After an hour or so the new back torch light had faded to almost nothing. So much for the efficiency of the torch and its batteries! The snow was falling heavily but I was booked into a small bed and breakfast in Hemel Hempstead and I was determined to get there. The fact that there was absolutely no traffic on the motorway-like three carriageway motorway-like road, the A41, did not stop me. Everyone else was sensibly tucked up somewhere warm as I either cycled or pushed through six inches of snow.

I cycled past a Premier Inn and although I was sorely tempted to stay there, I resisted and eventually got to my destination town. Still, I did not know where the B & B was. I had got the address written down on a small piece of paper but I had no detailed map and neither did I have a smartphone nor SATNAV. I did find the local police station and went in to ask for directions. The kind, friendly and gorgeous police ladies behind the desk joined in my laughter at the abominable snowman dripping before them and luckily my Bed and Breakfast was nearby.
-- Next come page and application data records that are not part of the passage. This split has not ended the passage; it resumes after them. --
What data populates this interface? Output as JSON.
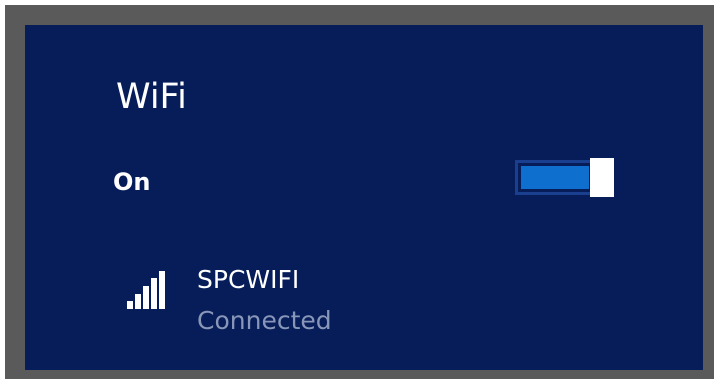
{
  "wifi_panel": {
    "title": "WiFi",
    "toggle": {
      "label": "On",
      "state": "on",
      "accent_color": "#0e6fcf"
    },
    "network": {
      "name": "SPCWIFI",
      "status": "Connected",
      "icon": "signal-strength-icon",
      "signal_bars": 5
    },
    "background_color": "#061d5a"
  }
}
Ten thirty, late evening, on the clock when I got into the warmth of a large terraced house, greeted by a lovely German accented old lady, Mrs Peters. She immediately saw the condition I was in and got me a large, hot bowl of mushroom soup with toast, together with two warm mince pies and a chunk of fruit cake!
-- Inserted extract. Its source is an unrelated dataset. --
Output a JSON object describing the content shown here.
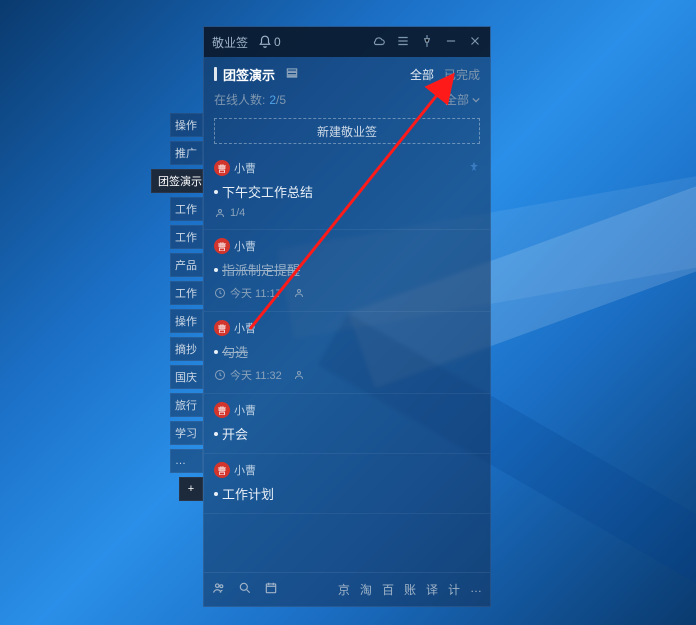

Nine hours to get from Otmoor to Hemel Hempstead, I felt exhilarated to have made it, despite finding that my left shin had a quite nastily cut and my thighs were both badly bruised from the fall. I bathed, made sure my cut was properly cleaned up with a bandage applied, I was soon sleeping soundly in my small, cosy, warm room, despite the sound of a German-speaking TV channel coming from Mrs Peter’s bedroom next to mine.    

42 miles                                                                                               1566 feet elevation up   1608 feet down                                                                

BB 2010 Oops, crash and a motorway Abominable Snowman in Hemel Hempstead January 5th

5 th January                                                            Tragedy                                              The Bee Gees   ...